I’ve been extremely lazy about reading technical books for the past few months. Primarily I’ve been reading SQL blogs and haunting the SQLServerCentral forums instead. While still informative, I have a ton of SQL Ebooks that demand to be read. Part of my New Year’s Resolution was to start reading both technical books and novels again…so I’m on my fourth novel! However, I just finished my first technical book of the year. I read the first chapter of a few books before settling on something “easy”.
SQL Server 2012 High-Performance T-SQL Using Windows Functions by Itzik Ben-Gan is actually a very short for a SQL book, coming in at only 210 pages. With such a lengthy title, it’s shocking that the book is so short and concise. It is edited well, having a tiny errata containing only one technical mistake on a sample script and two minor typos. This is awesome considering many books I’ve read are plagued with gigantic errata. There is also a companion website where you can download source code and the entirety of Chapter 1.
The introductory chapter provides a great overview of what the book has in store, making it a perfect sample download. It explains the options available for window functions and which functions are new in SQL 2012 (
LEAD, etc.). The chapter provides some quick examples to whet your appetite with tantalizing hints of more details to come. The chapter is kept light enough that you want to keep reading while still providing useful information, all the while promising great things to come.
- Programming options explained – Set Based, Window Functions, and Iterative
- Preview of Chapter 5 in the form of sample scripts and situations
- Elements of window functions – Partitioning, Ordering, and Framing
Chapter 2 – A Detailed Look at Windows Functions
This chapter goes into explains partitioning and framing. If you are even slightly fuzzy on the concept, this is a very important section. I was surprised at just how much detail the author went into to explain the technicalities. On the other hand, it’s a deep dive that could overwhelm someone trying to read the book with very little prior knowledge of window functions. In that case, I suggest you skim the chapter and come back to it after you better understand what window functions can do to save your queries.
The thing that bothers me is how the author melds theoretical SQL window functions in with the TSQL supported functions. I appreciate that he mentions ANSI standards, but if it’s not directly supported in TSQL, I don’t really want to learn about it in detail while reading about TSQL functions. Now I’m afraid that I will try using
NTH_VALUE and then get horribly disappointed when I remember it’s not supported. Separating the functions that are not supported by SQL Server into a different section or chapter might have been the better route here.
- Aggregate Functions – Distinct and Nested
- Ranking Functions – Row_Number, Ntile, Rank, Dense_Rank
- Distribution Functions – Percent_Rank, Cume_Dist
- Offset Functions – Lag, Lead, First_Value, Last_Value
Chapter 3 – Ordered Set Functions
The explanations in this chapter get very “mathy”. If equations scare you, you might need to read quickly, or just look at the general solutions and move on. Basically he provides script alternatives and the math necessary to get those alternatives to work.
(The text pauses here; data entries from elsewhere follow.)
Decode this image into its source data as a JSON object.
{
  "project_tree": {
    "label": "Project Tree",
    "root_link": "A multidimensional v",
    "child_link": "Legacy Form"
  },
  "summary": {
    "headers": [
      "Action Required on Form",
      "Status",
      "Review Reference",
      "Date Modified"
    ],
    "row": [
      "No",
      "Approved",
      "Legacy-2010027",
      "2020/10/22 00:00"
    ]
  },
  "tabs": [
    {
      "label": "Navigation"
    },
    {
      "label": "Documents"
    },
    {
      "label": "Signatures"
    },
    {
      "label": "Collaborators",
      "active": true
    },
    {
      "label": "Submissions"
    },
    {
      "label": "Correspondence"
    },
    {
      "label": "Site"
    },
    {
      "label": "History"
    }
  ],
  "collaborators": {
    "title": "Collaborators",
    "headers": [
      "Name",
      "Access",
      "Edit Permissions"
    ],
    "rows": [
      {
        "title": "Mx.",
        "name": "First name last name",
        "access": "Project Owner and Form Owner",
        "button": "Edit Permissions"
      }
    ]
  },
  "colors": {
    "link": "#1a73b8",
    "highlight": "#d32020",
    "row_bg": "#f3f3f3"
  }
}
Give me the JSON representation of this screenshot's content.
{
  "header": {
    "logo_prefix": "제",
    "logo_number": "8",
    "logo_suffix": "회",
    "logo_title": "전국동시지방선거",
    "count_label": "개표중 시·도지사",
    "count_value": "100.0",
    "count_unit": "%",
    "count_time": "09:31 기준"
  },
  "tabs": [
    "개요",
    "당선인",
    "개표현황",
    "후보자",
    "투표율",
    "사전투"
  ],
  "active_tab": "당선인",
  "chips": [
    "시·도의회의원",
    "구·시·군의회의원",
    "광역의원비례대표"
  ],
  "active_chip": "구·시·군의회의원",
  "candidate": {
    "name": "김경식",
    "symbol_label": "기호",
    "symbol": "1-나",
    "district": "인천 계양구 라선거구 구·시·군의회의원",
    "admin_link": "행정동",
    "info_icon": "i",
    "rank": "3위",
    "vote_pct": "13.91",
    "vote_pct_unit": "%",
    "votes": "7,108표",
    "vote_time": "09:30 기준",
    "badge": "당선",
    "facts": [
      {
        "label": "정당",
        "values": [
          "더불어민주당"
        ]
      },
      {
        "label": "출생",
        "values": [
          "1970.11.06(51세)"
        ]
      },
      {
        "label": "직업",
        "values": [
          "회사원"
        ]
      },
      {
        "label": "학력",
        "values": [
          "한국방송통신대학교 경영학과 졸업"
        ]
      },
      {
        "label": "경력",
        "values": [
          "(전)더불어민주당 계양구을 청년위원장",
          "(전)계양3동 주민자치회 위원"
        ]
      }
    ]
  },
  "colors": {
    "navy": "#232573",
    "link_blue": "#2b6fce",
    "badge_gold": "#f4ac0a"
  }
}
Very cool; a bit complex.
- Hypothetical Set Functions – Ranking and Distributions
- String Concatenation – Using Coalesce, Stuff, and XML path
Chapter 4 – Optimization of Windows Functions
If you don’t understand query execution plans, a lot of this chapter will go over your head. It even starts with such a warning. There are numerous examples of execution plans and each example explains why it is slow or fast based on index scans, seeks, parallelism, etc. Sample data is provided for testing.
Columnstore indexes are mentioned, but for window functions to perform best, normally these should not be used due to sorting issues. It’s not like many people are using them yet anyways.
The detailed information on framing was my favorite part of this chapter. I’ve used
ROWS UNBOUNDED PRECEDING to calculate running totals in SQL 2012 with great success, but I had never studied the particular differences between
RANGE (hint, stick with
ROWS by default) or considered the many applications of the
BETWEEN operator for framing, especially for pulling specific rows quickly using
- Indexing Guidelines for Window Functions
- Improving Parallelism using Apply
- Optimizing Functions using Framing (added in SQL 2012)
- Distribution Functions – Rank and Inverse optimization
Chapter 5 – T-SQL Solutions Using Windows Functions
Some people will skip directly to this chapter, and really, once you have read the book, this is most likely the section you will flip to when you need a trick query. The format of this chapter is: Introduce an issue; provide a set based, iterative, and windows function solution; then compare the time and effort to do each.
It’s a great chapter to glance over once, and then keep mental notes of what it contains for when you need to do some odd math, like calculate data islands or gaps.
- Number Table
- Date Sequences
- Removing Duplicates
- Top N
- Running Totals
- Conditional Aggregate
- Sorting Hierarchies
Overall, this was a great read that I recommend to anyone who writes TSQL. Although I’ve worked with window functions for a few years and have experience using the new SQL 2012 functions, the exhaustive detail that the author went into is important for tuning, especially considering the relatively short reading investment necessary. The last chapter will continue to be a great resource for rare query requests, especially since it provides non-window function alternatives – in case a query has to run against an older version of SQL Server.